- [TASK INSTRUCTIONS]: Begin the copy at the line containing "Decode this image" and end it at the final line of the material below, reproducing each line exactly, without images.

- [RECORDED DATA]:
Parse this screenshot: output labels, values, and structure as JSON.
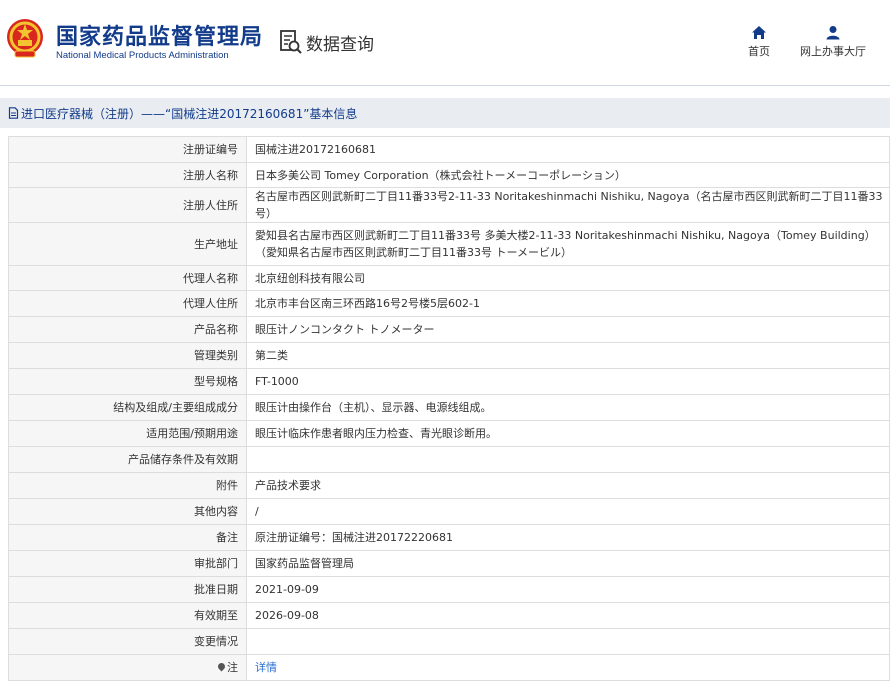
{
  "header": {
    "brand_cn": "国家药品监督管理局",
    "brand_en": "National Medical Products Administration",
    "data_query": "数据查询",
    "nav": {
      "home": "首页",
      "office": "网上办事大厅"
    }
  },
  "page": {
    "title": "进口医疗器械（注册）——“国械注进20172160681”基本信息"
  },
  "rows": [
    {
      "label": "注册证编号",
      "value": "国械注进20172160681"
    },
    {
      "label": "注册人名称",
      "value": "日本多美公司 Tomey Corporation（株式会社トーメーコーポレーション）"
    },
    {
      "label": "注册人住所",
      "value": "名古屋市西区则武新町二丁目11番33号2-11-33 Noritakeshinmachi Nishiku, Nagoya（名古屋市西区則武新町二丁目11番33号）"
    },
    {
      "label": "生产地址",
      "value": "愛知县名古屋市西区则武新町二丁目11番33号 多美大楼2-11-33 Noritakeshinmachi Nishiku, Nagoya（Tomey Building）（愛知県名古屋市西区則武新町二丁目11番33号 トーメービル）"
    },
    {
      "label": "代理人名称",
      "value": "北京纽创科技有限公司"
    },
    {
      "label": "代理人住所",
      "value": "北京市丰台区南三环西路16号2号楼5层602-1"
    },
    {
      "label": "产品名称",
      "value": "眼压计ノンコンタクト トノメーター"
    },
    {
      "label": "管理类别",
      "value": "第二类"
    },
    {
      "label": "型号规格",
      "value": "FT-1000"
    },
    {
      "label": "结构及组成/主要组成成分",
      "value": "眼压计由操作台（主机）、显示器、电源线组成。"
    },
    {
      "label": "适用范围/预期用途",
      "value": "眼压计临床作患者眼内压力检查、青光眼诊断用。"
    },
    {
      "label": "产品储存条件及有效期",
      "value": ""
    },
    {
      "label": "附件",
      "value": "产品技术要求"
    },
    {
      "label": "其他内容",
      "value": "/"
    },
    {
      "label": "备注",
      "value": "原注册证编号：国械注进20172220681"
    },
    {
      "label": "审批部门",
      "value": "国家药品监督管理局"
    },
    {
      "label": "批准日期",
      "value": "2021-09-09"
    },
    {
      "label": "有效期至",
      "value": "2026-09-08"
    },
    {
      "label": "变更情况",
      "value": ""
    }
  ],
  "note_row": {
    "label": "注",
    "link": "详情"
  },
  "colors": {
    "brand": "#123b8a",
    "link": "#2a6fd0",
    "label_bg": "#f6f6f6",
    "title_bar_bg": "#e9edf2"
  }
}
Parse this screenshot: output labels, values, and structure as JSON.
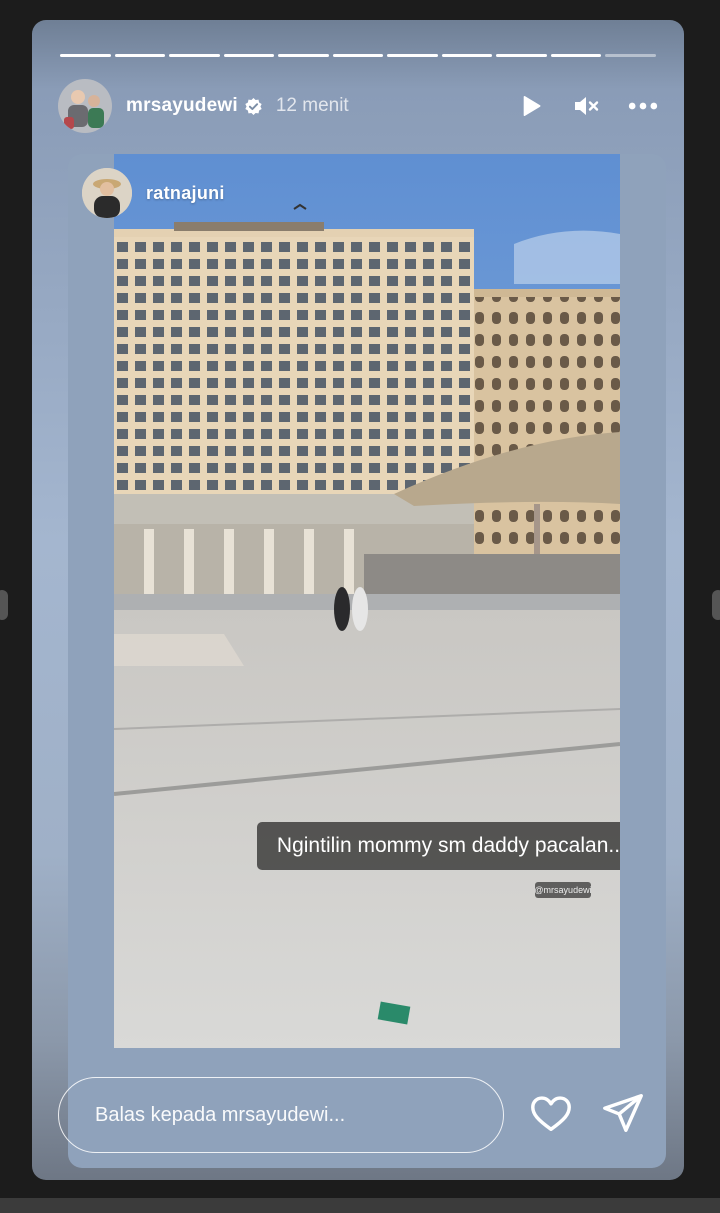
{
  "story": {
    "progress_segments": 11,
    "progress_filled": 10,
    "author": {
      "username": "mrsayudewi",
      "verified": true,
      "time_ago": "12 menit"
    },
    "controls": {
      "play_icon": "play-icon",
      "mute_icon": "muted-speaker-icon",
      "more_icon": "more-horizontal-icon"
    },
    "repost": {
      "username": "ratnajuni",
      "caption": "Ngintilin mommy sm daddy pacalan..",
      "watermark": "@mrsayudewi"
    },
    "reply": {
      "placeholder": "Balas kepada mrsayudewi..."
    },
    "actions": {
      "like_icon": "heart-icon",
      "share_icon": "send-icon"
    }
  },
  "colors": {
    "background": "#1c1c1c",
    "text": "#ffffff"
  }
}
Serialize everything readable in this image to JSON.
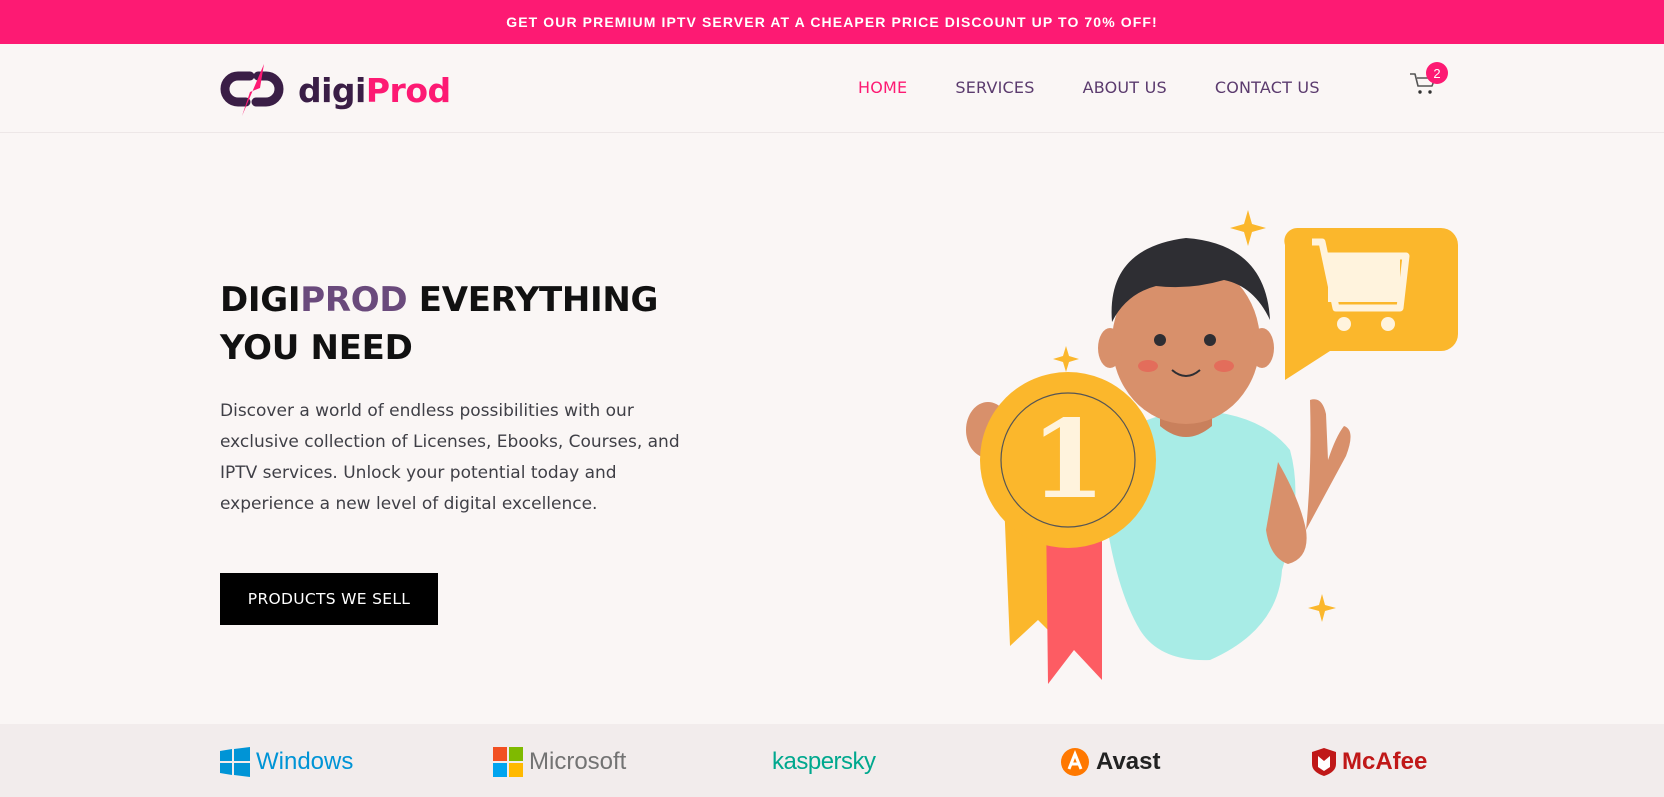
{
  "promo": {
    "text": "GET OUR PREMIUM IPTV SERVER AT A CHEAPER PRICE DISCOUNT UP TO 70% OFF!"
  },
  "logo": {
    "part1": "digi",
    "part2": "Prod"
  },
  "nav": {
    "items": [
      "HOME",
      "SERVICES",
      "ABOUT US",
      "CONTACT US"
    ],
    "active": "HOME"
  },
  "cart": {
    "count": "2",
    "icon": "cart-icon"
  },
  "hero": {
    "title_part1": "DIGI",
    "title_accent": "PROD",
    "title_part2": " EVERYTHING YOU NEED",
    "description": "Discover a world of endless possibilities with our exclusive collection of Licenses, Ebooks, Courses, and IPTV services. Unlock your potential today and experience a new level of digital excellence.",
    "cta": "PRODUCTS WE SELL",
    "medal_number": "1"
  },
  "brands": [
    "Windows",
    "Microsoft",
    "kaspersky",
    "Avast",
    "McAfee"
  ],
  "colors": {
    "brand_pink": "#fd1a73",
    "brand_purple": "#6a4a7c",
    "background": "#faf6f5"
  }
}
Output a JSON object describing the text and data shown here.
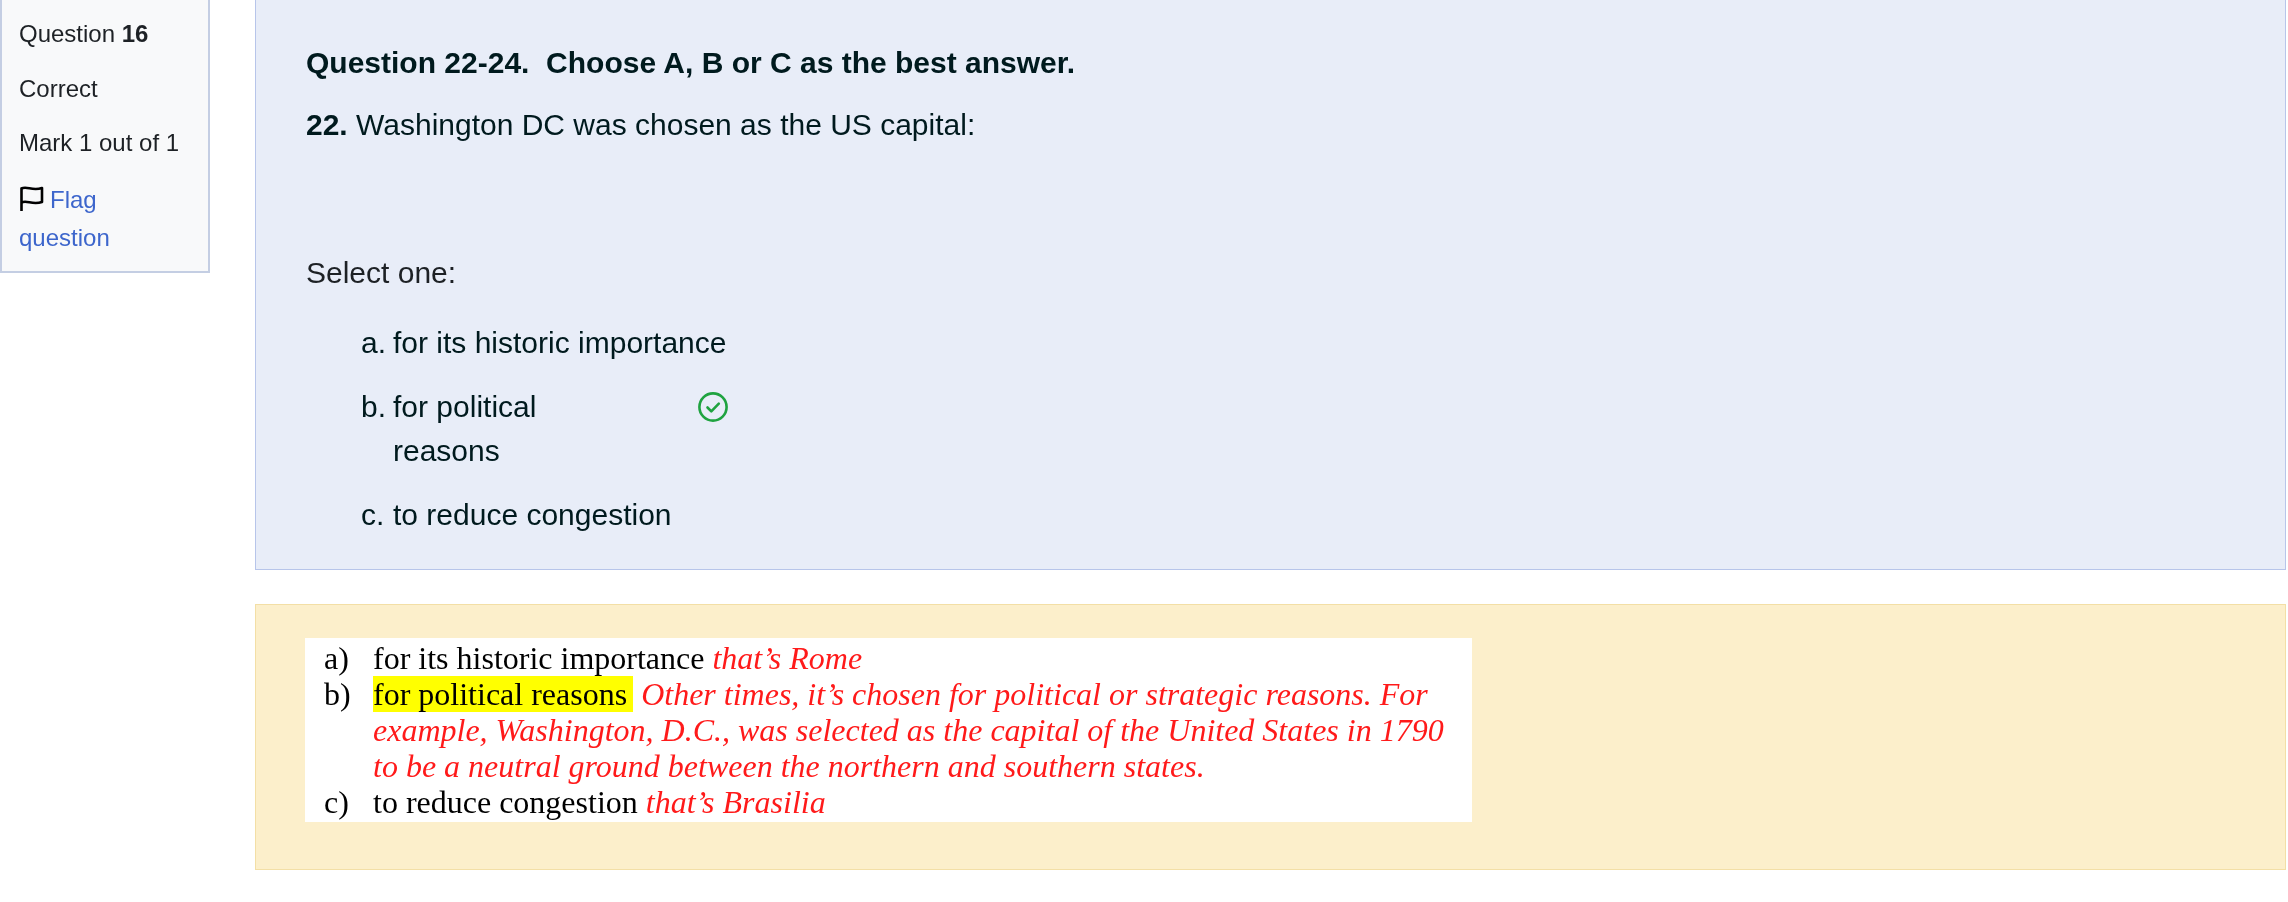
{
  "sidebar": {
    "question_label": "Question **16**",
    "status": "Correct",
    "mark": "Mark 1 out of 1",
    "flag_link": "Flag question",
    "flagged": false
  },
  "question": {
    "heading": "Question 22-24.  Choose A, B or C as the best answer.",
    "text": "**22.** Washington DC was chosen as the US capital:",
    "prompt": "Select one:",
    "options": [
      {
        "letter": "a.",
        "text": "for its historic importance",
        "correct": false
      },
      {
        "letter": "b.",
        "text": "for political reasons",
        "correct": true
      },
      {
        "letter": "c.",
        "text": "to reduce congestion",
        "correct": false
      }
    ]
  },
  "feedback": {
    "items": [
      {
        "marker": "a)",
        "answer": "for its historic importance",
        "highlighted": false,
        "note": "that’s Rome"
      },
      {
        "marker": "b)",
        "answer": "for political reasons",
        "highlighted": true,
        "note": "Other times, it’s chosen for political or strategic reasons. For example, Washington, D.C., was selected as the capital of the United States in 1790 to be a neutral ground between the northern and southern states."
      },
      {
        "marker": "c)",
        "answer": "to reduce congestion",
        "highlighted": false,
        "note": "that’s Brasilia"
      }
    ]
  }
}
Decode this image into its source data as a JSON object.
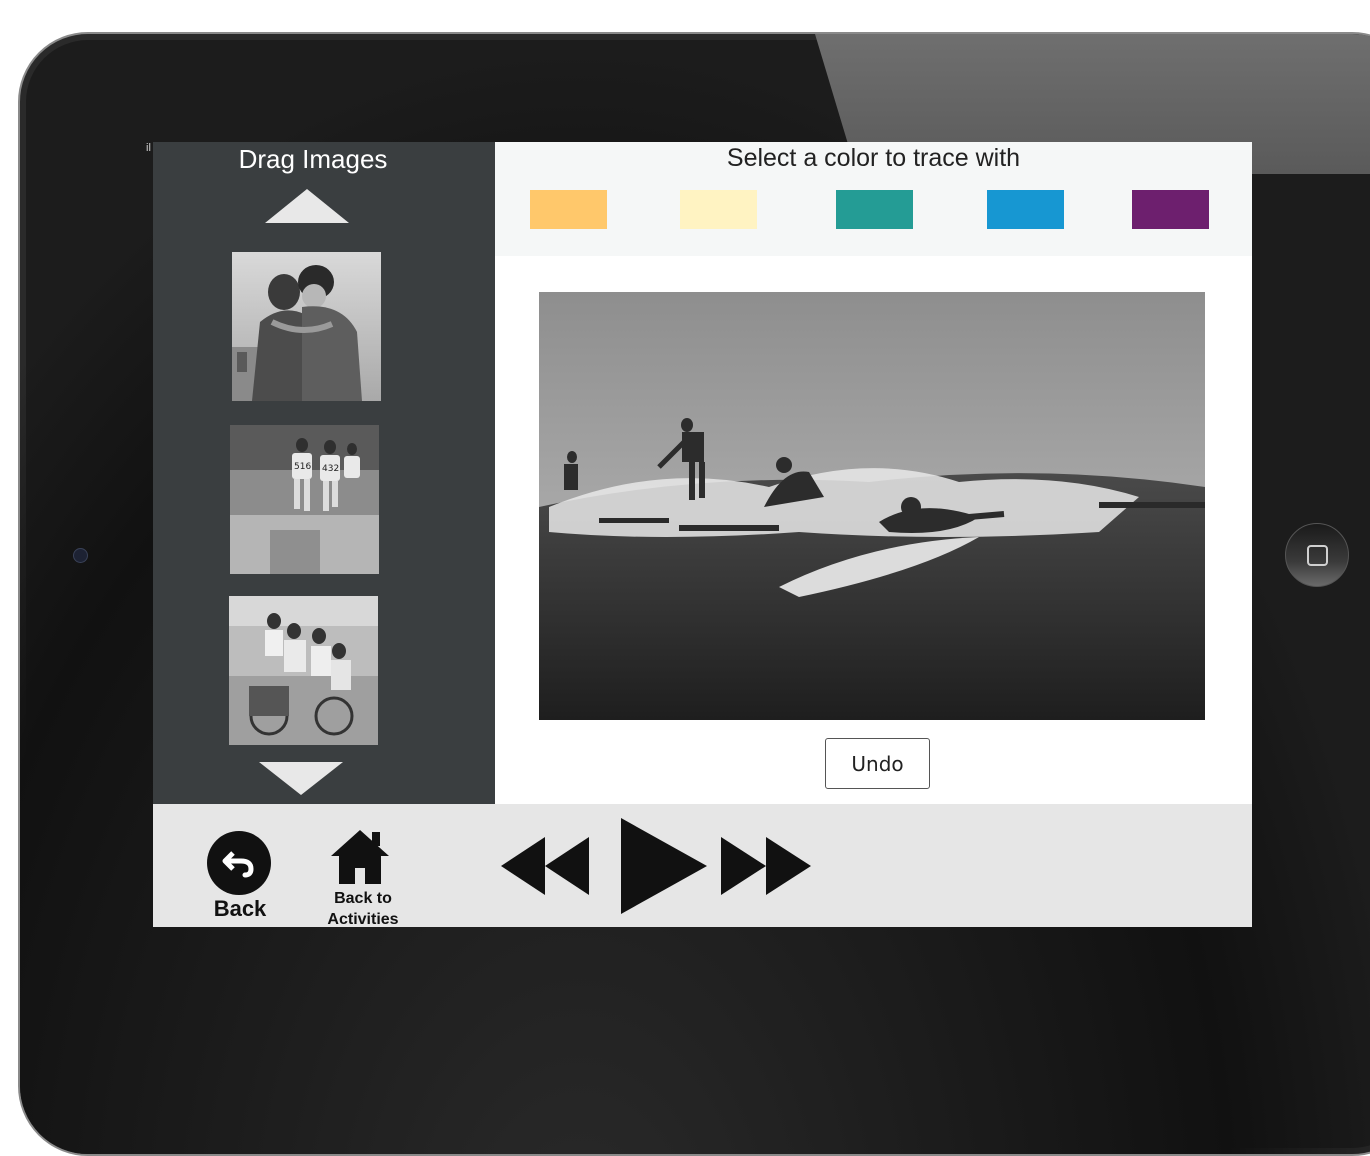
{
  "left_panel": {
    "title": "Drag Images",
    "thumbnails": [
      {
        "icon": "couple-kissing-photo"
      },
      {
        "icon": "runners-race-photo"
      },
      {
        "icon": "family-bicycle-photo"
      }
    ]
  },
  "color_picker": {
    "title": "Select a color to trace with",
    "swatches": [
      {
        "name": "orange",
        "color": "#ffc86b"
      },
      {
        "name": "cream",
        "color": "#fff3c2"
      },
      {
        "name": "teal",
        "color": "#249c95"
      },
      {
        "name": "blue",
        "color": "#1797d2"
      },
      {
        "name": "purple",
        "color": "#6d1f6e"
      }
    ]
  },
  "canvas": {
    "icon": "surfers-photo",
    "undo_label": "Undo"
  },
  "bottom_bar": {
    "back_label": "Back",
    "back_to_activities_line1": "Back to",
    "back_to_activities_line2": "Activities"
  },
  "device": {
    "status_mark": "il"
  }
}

- [YOUR RESPONSE]:
Decode this image into its source data as a JSON object.
{
  "left_panel": {
    "title": "Drag Images",
    "thumbnails": [
      {
        "icon": "couple-kissing-photo"
      },
      {
        "icon": "runners-race-photo"
      },
      {
        "icon": "family-bicycle-photo"
      }
    ]
  },
  "color_picker": {
    "title": "Select a color to trace with",
    "swatches": [
      {
        "name": "orange",
        "color": "#ffc86b"
      },
      {
        "name": "cream",
        "color": "#fff3c2"
      },
      {
        "name": "teal",
        "color": "#249c95"
      },
      {
        "name": "blue",
        "color": "#1797d2"
      },
      {
        "name": "purple",
        "color": "#6d1f6e"
      }
    ]
  },
  "canvas": {
    "icon": "surfers-photo",
    "undo_label": "Undo"
  },
  "bottom_bar": {
    "back_label": "Back",
    "back_to_activities_line1": "Back to",
    "back_to_activities_line2": "Activities"
  },
  "device": {
    "status_mark": "il"
  }
}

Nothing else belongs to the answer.